• [Required action] Scan the listing below for lines with the word "Join". Report how many there are, as a number alone.

• [Provided data]
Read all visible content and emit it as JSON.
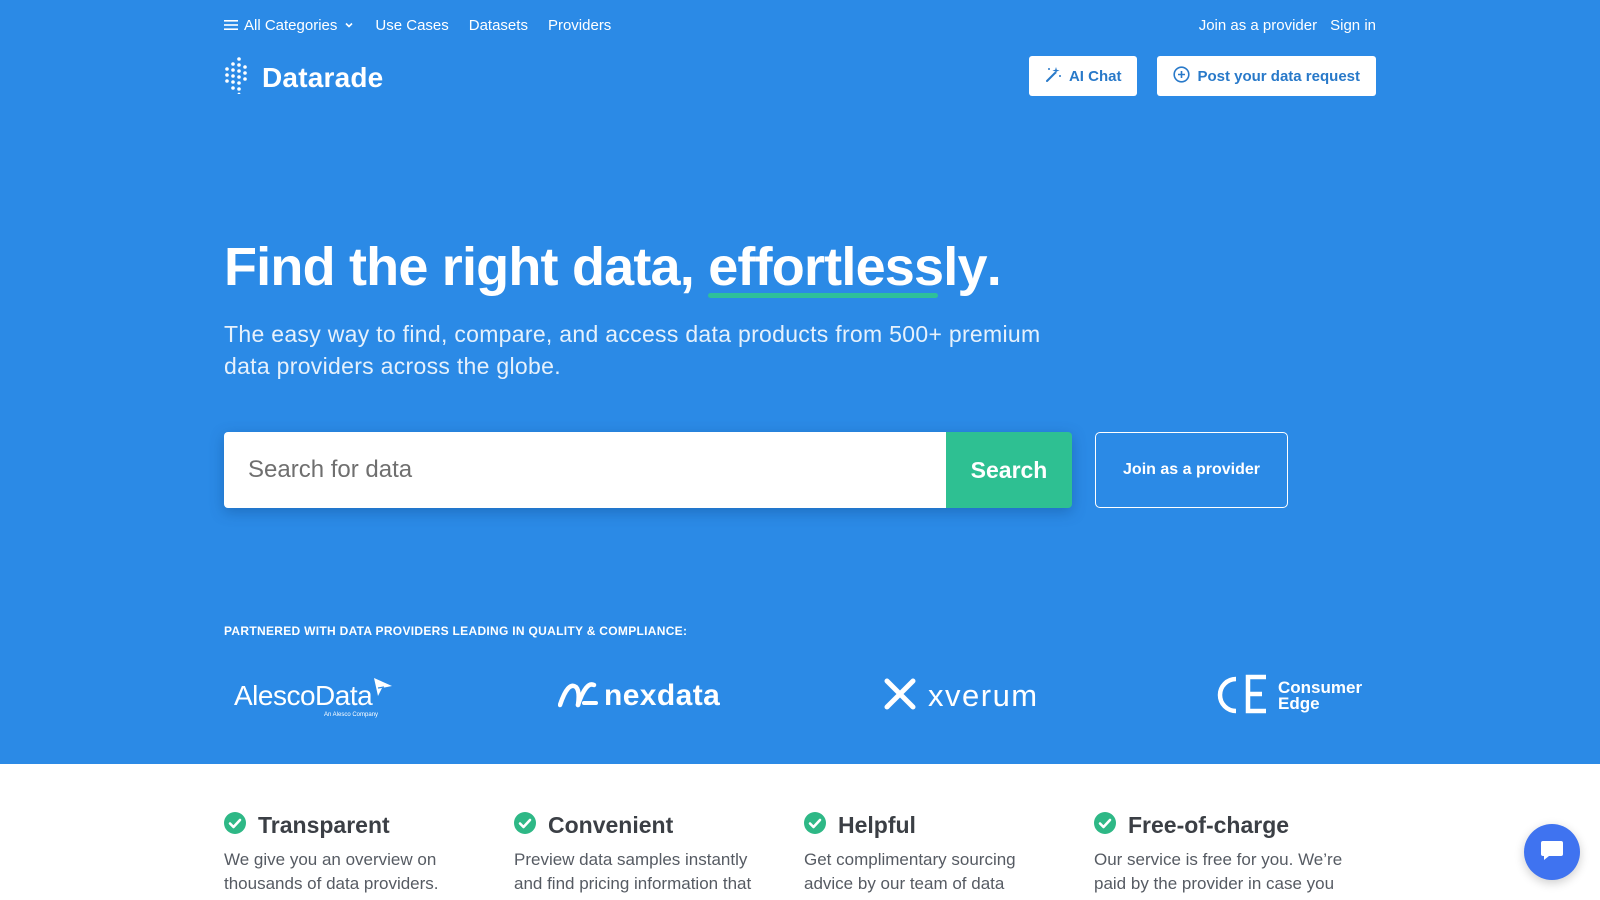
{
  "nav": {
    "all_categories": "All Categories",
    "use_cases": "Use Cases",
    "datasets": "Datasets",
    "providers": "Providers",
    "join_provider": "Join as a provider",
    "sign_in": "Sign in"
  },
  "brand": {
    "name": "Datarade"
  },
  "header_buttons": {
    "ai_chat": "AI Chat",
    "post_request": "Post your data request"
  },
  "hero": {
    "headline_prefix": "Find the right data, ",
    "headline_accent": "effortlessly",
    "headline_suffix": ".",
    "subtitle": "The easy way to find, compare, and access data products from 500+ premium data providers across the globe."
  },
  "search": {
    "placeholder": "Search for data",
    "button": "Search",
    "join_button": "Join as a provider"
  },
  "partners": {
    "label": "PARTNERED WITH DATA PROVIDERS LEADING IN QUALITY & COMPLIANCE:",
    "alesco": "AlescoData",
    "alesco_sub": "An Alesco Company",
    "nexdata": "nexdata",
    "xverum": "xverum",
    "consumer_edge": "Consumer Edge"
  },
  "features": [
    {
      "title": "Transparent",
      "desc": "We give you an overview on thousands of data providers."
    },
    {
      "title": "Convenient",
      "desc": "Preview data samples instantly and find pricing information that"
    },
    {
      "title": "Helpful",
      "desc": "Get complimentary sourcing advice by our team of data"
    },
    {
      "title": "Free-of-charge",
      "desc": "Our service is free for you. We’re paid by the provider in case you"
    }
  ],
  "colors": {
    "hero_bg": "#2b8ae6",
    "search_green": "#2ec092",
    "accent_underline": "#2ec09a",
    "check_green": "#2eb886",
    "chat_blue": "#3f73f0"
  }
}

• [Exercise response] 2